To study whether the inhibitory effect of Fe deficiency on root growth is related to the degree of cell division and differentiation, we combined the transcriptome to analyze the rich expression of cell cycle-related genes (Figure S5A). Cyclin and cyclin-dependent kinase belong to cell cycle control proteins, which play a key role in the process of mitosis .LRP (lateral root primordia) is specifically expressed in adventitious roots and lateral root primordia. It is a transcription factor that regulates root elongation and has strong tissue specificity . Transcriptome analysis showed that under low Fe tress, the expression abundance of these genes was significantly down-regulated (Figure S5A). It indicated that the shortening of roots under low Fe stress might be due to the decrease in the division frequency of cells in the meristematic zone and the shortened cell elongation in the elongation zone.
According to the results in Fig. 5 and Fig. 6, we combined the transcriptome to analyze the expression of key enzyme genes in the ROS metabolic pathway (Figure S5B, C). The respiratory burst oxidase homologous gene (RBOH) encodes NADPH oxidase and plays a key role in the synthesis of ROS . Under low Fe stress, 11 RBOH differentially expressed genes were significantly up-regulated in shoots or roots (Figure S5B). The expression of SOD, CAT, and PDH genes in most shoots and roots increased under low Fe stress, which might be necessary for ROS clearance under low Fe stress (Figure S5C).
Gene co-expression network analysis

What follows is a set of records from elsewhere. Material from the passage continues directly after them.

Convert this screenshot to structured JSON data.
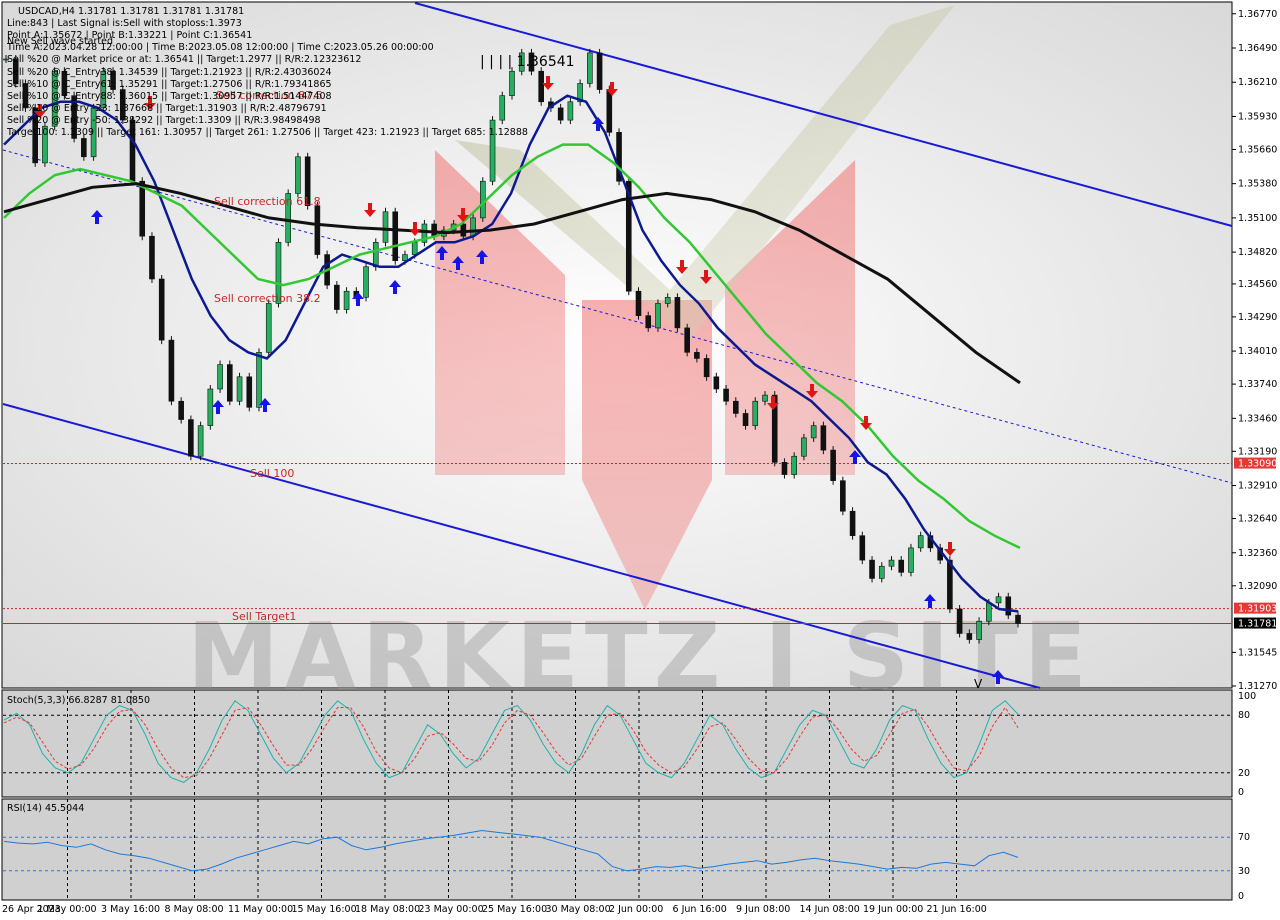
{
  "chart_data": [
    {
      "type": "line",
      "name": "price",
      "ylim": [
        1.3127,
        1.3685
      ],
      "y_ticks": [
        "1.36770",
        "1.36490",
        "1.36210",
        "1.35930",
        "1.35660",
        "1.35380",
        "1.35100",
        "1.34820",
        "1.34560",
        "1.34290",
        "1.34010",
        "1.33740",
        "1.33460",
        "1.33190",
        "1.32910",
        "1.32640",
        "1.32360",
        "1.32090",
        "1.31545",
        "1.31270"
      ],
      "x_ticks": [
        "26 Apr 2023",
        "1 May 00:00",
        "3 May 16:00",
        "8 May 08:00",
        "11 May 00:00",
        "15 May 16:00",
        "18 May 08:00",
        "23 May 00:00",
        "25 May 16:00",
        "30 May 08:00",
        "2 Jun 00:00",
        "6 Jun 16:00",
        "9 Jun 08:00",
        "14 Jun 08:00",
        "19 Jun 00:00",
        "21 Jun 16:00"
      ],
      "price_labels": [
        {
          "text": "1.33090",
          "value": 1.3309,
          "color": "#e53935"
        },
        {
          "text": "1.31903",
          "value": 1.31903,
          "color": "#e53935"
        },
        {
          "text": "1.31781",
          "value": 1.31781,
          "color": "#000000"
        }
      ],
      "horizontal_levels": [
        {
          "value": 1.3309,
          "style": "dotted",
          "color": "#c62828"
        },
        {
          "value": 1.31903,
          "style": "dotted",
          "color": "#c62828"
        },
        {
          "value": 1.31781,
          "style": "solid",
          "color": "#c62828"
        }
      ],
      "annotations": [
        {
          "text": "Sell correction 61.8",
          "color": "#c62828"
        },
        {
          "text": "Sell correction 38.2",
          "color": "#c62828"
        },
        {
          "text": "Sell 100",
          "color": "#c62828"
        },
        {
          "text": "Sell Target1",
          "color": "#c62828"
        },
        {
          "text": "| | | | 1.36541",
          "color": "#000000"
        },
        {
          "text": "Sell correction 87.5",
          "color": "#c62828"
        },
        {
          "text": "V",
          "color": "#000000"
        }
      ],
      "series": [
        {
          "name": "price",
          "color": "#000000",
          "values": [
            1.364,
            1.362,
            1.36,
            1.3555,
            1.3585,
            1.363,
            1.361,
            1.3575,
            1.356,
            1.36,
            1.363,
            1.3615,
            1.359,
            1.354,
            1.3495,
            1.346,
            1.341,
            1.336,
            1.3345,
            1.3315,
            1.334,
            1.337,
            1.339,
            1.336,
            1.338,
            1.3355,
            1.34,
            1.344,
            1.349,
            1.353,
            1.356,
            1.352,
            1.348,
            1.3455,
            1.3435,
            1.345,
            1.3445,
            1.347,
            1.349,
            1.3515,
            1.3475,
            1.348,
            1.349,
            1.3505,
            1.3495,
            1.35,
            1.3505,
            1.3495,
            1.351,
            1.354,
            1.359,
            1.361,
            1.363,
            1.3645,
            1.363,
            1.3605,
            1.36,
            1.359,
            1.3605,
            1.362,
            1.3645,
            1.3615,
            1.358,
            1.354,
            1.345,
            1.343,
            1.342,
            1.344,
            1.3445,
            1.342,
            1.34,
            1.3395,
            1.338,
            1.337,
            1.336,
            1.335,
            1.334,
            1.336,
            1.3365,
            1.331,
            1.33,
            1.3315,
            1.333,
            1.334,
            1.332,
            1.3295,
            1.327,
            1.325,
            1.323,
            1.3215,
            1.3225,
            1.323,
            1.322,
            1.324,
            1.325,
            1.324,
            1.323,
            1.319,
            1.317,
            1.3165,
            1.318,
            1.3195,
            1.32,
            1.3185,
            1.31781
          ]
        },
        {
          "name": "ma-blue",
          "color": "#0d1a8f",
          "values": [
            1.357,
            1.3585,
            1.36,
            1.3605,
            1.3605,
            1.36,
            1.359,
            1.357,
            1.354,
            1.35,
            1.346,
            1.343,
            1.341,
            1.34,
            1.3395,
            1.341,
            1.344,
            1.347,
            1.348,
            1.3475,
            1.347,
            1.347,
            1.348,
            1.349,
            1.349,
            1.3495,
            1.3505,
            1.353,
            1.357,
            1.36,
            1.361,
            1.3605,
            1.358,
            1.354,
            1.35,
            1.3475,
            1.3455,
            1.344,
            1.342,
            1.3405,
            1.339,
            1.338,
            1.337,
            1.336,
            1.3345,
            1.333,
            1.331,
            1.33,
            1.328,
            1.3255,
            1.3235,
            1.3215,
            1.32,
            1.319,
            1.3188
          ]
        },
        {
          "name": "ma-green",
          "color": "#32c832",
          "values": [
            1.351,
            1.353,
            1.3545,
            1.355,
            1.3545,
            1.354,
            1.353,
            1.352,
            1.35,
            1.348,
            1.346,
            1.3455,
            1.346,
            1.347,
            1.348,
            1.3485,
            1.349,
            1.3495,
            1.3505,
            1.3525,
            1.3545,
            1.356,
            1.357,
            1.357,
            1.3555,
            1.3535,
            1.351,
            1.349,
            1.3465,
            1.344,
            1.3415,
            1.3395,
            1.3375,
            1.336,
            1.334,
            1.3315,
            1.3295,
            1.328,
            1.3262,
            1.325,
            1.324
          ]
        },
        {
          "name": "ma-black",
          "color": "#111111",
          "values": [
            1.3515,
            1.3525,
            1.3535,
            1.3538,
            1.353,
            1.352,
            1.351,
            1.3505,
            1.3502,
            1.35,
            1.3498,
            1.35,
            1.3505,
            1.3515,
            1.3525,
            1.353,
            1.3525,
            1.3515,
            1.35,
            1.348,
            1.346,
            1.343,
            1.34,
            1.3375
          ]
        }
      ]
    },
    {
      "type": "line",
      "name": "stochastic",
      "label": "Stoch(5,3,3) 66.8287 81.0850",
      "ylim": [
        0,
        100
      ],
      "y_ticks": [
        "100",
        "80",
        "20",
        "0"
      ],
      "levels": [
        80,
        20
      ],
      "series": [
        {
          "name": "%K",
          "color": "#20b2aa",
          "values": [
            75,
            82,
            70,
            40,
            25,
            20,
            30,
            55,
            80,
            90,
            85,
            60,
            30,
            15,
            10,
            20,
            45,
            75,
            95,
            85,
            60,
            35,
            20,
            30,
            55,
            80,
            95,
            85,
            55,
            30,
            15,
            20,
            45,
            70,
            60,
            40,
            25,
            35,
            60,
            85,
            90,
            75,
            50,
            30,
            20,
            40,
            70,
            90,
            80,
            55,
            30,
            20,
            15,
            30,
            55,
            80,
            70,
            45,
            25,
            15,
            20,
            45,
            70,
            85,
            80,
            55,
            30,
            25,
            45,
            75,
            90,
            85,
            55,
            30,
            15,
            20,
            50,
            85,
            95,
            81
          ]
        },
        {
          "name": "%D",
          "color": "#e53935",
          "values": [
            72,
            78,
            72,
            52,
            32,
            24,
            28,
            45,
            68,
            84,
            86,
            70,
            45,
            25,
            15,
            17,
            35,
            60,
            85,
            88,
            70,
            48,
            28,
            28,
            45,
            68,
            88,
            88,
            68,
            42,
            25,
            20,
            35,
            58,
            62,
            50,
            35,
            32,
            48,
            72,
            85,
            80,
            62,
            42,
            28,
            35,
            58,
            80,
            82,
            65,
            42,
            28,
            20,
            26,
            45,
            68,
            72,
            55,
            35,
            22,
            20,
            35,
            58,
            78,
            80,
            65,
            45,
            32,
            38,
            60,
            82,
            86,
            68,
            45,
            25,
            22,
            38,
            68,
            88,
            67
          ]
        }
      ]
    },
    {
      "type": "line",
      "name": "rsi",
      "label": "RSI(14) 45.5044",
      "ylim": [
        0,
        100
      ],
      "y_ticks": [
        "70",
        "30",
        "0"
      ],
      "levels": [
        70,
        30
      ],
      "series": [
        {
          "name": "RSI",
          "color": "#1e78dc",
          "values": [
            65,
            63,
            62,
            64,
            60,
            58,
            62,
            55,
            50,
            48,
            45,
            40,
            35,
            30,
            32,
            38,
            45,
            50,
            55,
            60,
            65,
            62,
            68,
            70,
            60,
            55,
            58,
            62,
            65,
            68,
            70,
            72,
            75,
            78,
            76,
            74,
            72,
            70,
            65,
            60,
            55,
            50,
            35,
            30,
            32,
            35,
            34,
            36,
            33,
            35,
            38,
            40,
            42,
            38,
            40,
            43,
            45,
            42,
            40,
            38,
            35,
            32,
            34,
            33,
            38,
            40,
            38,
            36,
            48,
            52,
            46
          ]
        }
      ]
    }
  ],
  "header": {
    "symbol_line": "USDCAD,H4  1.31781 1.31781 1.31781 1.31781",
    "info_lines": [
      "Line:843 | Last Signal is:Sell with stoploss:1.3973",
      "Point A:1.35672 | Point B:1.33221 | Point C:1.36541",
      "Time A:2023.04.28 12:00:00 | Time B:2023.05.08 12:00:00 | Time C:2023.05.26 00:00:00",
      "Sell %20 @ Market price or at: 1.36541 || Target:1.2977 || R/R:2.12323612",
      "Sell %20 @ C_Entry38: 1.34539 || Target:1.21923 || R/R:2.43036024",
      "Sell %10 @ C_Entry61: 1.35291 || Target:1.27506 || R/R:1.79341865",
      "Sell %10 @ C_Entry88: 1.36015 || Target:1.30957 || R/R:1.51447408",
      "Sell %10 @ Entry -23: 1.37668 || Target:1.31903 || R/R:2.48796791",
      "Sell %20 @ Entry -50: 1.38292 || Target:1.3309 || R/R:3.98498498",
      "Target100: 1.3309 || Target 161: 1.30957 || Target 261: 1.27506 || Target 423: 1.21923 || Target 685: 1.12888"
    ],
    "status_line": "New Sell wave started"
  },
  "watermark": {
    "text": "MARKETZ I SITE"
  }
}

In allohexaploid wheat, multiple copies of genes are ubiquitous. Therefore, the identification of core genes is an important prerequisite for understanding the molecular mechanisms of important agronomic traits. The systematic analysis of the transcriptional response of genes related to Fe uptake and transport under low Fe tress will help us to fully understand the adaptation mechanism of plants to Fe-deficiency stress. To identify the core members of genes related to Fe uptake and transport, we constructed a gene co-expression network (Figure S6A). The results showed that some Fe2+ absorption and transport related genes TaIRT1b-4A and plant siderophores related genes such as TaNAS2-6D, TaNAS1a-6A, TaNAS1-6B and TaNAAT1b-1D were identified as core target genes, which might play a key role in plant response to low Fe stress (Figure S6A).